there's also one that i particularly love as a bilingual person: baie d'espoir.

that isn't an odd name on the face of things. it translates as "bay of hope". but through time, it's been filtered through all the people who've lived there and through the modern-day, highly distinctive newfoundland accent, so that the people there now pronounce it as "bay despair".

and finally, no list of this sort would be complete without the place name that no one believes is real but which totally exists:

never change, newfoundland. you are awesome.


Subway Dreaming said…
This was awesome!

My mother’s family is from a small fishing village not far from Heart’s Content. I spent my childhood and teenage summers visiting my grandfather and other family.

Drive through Heart’s Desire and Dildo many times. Dildo had a whaling museum!
Kate MacDonald said…
"Heart's Desire" and "Heart's Content" are such whimsical names and seem to speak of a satisfaction with very simple things. On the other hand, I can't help thinking that no one's heart desires a Newfoundland winter... But that's perhaps my jealousy coming out because my family comes from places in the province with very plain names: "Pool's Cove", "Fortune Bay", etc. Although there is a group from "La Poile" or "the fur". I really hope that was named for the trapping industry and not for the people.

as long as you're here, why not read more?

making faces :: fall for all, part 2 [a seasonal colour analysis experiment]

well, installment one was the easy part: coming up with autumn looks for the autumn seasons. now we move into seasonal colour types that aren't as well-aligned with the typical autumn palette. first up, we deal with the winter seasons: dark, true and bright.
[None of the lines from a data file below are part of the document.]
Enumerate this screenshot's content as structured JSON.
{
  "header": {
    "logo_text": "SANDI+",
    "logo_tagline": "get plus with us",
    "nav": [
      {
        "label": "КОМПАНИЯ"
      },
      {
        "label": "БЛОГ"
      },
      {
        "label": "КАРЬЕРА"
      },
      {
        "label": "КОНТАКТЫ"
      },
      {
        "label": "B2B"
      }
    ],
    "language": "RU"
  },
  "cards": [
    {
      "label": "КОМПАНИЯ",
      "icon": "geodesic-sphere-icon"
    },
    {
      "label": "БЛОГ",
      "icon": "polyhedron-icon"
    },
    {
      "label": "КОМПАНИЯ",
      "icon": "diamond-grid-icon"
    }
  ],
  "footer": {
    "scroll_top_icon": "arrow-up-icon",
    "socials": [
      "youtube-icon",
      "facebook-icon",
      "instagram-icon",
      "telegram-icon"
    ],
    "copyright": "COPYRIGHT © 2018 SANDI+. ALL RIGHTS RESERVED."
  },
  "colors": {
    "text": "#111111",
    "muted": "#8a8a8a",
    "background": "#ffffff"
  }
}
in colour analysis, each "parent" season- spring, summer, autumn, winter- overlap with each other season in one colour dimension- hue [warm/ cool], value [light/ dark] and chroma [saturated/ muted]. autumn is warm, dark and muted [relatively speaking], whereas winter is cool, dark and saturated. so you can see that the points of crossover in palettes, the places where you can emphasize autumn's attributes, is in the darker shades.

it's unsurprising that as fall transitions into winter, you get the darkest shades of all. we've seen the warmer equivalent in the dark autumn look from last time, so from there, as with all neutral seasons, we move from the warmer to the cooler cognate...
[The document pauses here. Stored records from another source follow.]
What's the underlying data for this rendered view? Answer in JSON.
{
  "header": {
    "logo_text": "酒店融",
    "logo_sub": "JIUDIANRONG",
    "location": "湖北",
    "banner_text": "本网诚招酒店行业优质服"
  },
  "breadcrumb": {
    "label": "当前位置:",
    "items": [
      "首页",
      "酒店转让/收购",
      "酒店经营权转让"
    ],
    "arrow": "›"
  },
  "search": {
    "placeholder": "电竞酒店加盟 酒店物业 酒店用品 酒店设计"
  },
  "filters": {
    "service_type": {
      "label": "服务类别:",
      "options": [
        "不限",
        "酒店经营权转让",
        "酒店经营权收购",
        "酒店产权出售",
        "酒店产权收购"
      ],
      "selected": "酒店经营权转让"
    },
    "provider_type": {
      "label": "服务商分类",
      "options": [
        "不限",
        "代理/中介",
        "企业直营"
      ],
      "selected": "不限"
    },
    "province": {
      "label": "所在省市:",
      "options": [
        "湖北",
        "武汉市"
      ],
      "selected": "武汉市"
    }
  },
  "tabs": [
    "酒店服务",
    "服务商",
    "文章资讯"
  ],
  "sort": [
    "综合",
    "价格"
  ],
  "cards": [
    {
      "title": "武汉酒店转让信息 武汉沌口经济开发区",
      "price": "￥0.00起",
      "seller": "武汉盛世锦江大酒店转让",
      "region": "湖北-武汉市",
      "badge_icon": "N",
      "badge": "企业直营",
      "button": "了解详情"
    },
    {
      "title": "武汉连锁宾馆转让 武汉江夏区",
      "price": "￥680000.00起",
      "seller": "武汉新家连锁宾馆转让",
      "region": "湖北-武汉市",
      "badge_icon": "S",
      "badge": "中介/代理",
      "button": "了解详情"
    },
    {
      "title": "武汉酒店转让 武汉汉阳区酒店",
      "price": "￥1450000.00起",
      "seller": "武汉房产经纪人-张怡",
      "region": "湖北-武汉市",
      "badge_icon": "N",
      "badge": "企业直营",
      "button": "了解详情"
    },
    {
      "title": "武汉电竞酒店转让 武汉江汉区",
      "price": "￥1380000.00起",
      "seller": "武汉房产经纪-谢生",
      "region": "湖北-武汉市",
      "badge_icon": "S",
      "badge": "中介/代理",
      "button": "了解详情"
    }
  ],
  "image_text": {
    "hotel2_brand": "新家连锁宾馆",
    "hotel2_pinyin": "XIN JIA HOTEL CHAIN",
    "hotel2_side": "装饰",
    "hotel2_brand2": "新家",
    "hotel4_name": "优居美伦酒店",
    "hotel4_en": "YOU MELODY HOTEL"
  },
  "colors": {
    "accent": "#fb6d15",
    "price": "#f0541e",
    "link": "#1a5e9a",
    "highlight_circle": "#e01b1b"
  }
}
it continues... [part one]

so we're back at it with the democratic debates. last night saw cnn take their first crack at presenting ten candidates on one stage after msnbc led the charge last month. a lot of people were critical of the first debate because it seemed there were moments when moderators got such tunnel vision about keeping things moving that they stopped thinking about what was happening on stage. [the prime example being kamala harris having to insist that she be allowed to speak on the issue of racism, being the only person of colour on stage.] the other problem that many identified was that the time given to candidates wasn't even close to equal. i feel like cnn wasn't a lot better with the former, although they avoided any serious gaffes, and that they did an excellent job of fixing the latter. [that said, some of the outlying candidates might be wishing they hadn't had as much time as they did.] as with last time, i'll start off with a few general observations.

how importa…

white trash

yes, my lovelies, i have returned from the dead, at least for the time it takes me to write this post. this is not just another piece of observational drivel about how i haven't been taking care of the blog lately, although i clearly haven't. on that front, though, the principal cause of my absence has actually been due to me trying to get another, somewhat related project, off the ground. unfortunately, that project has met with some frustrating delays which means that anyone who follows this blog [perhaps there are still a few of you who haven't entirely given up] would understandably be left with the impression that i'd simply forsaken more like space to marvel at the complexity of my own belly button lint. [it's possible you had that impression even before i disappeared.]

ok, enough with that. i have a subject i wanted to discuss with you, in the sense that i will want and encourage you to respond with questions, concerns and criticism in the comments or by em…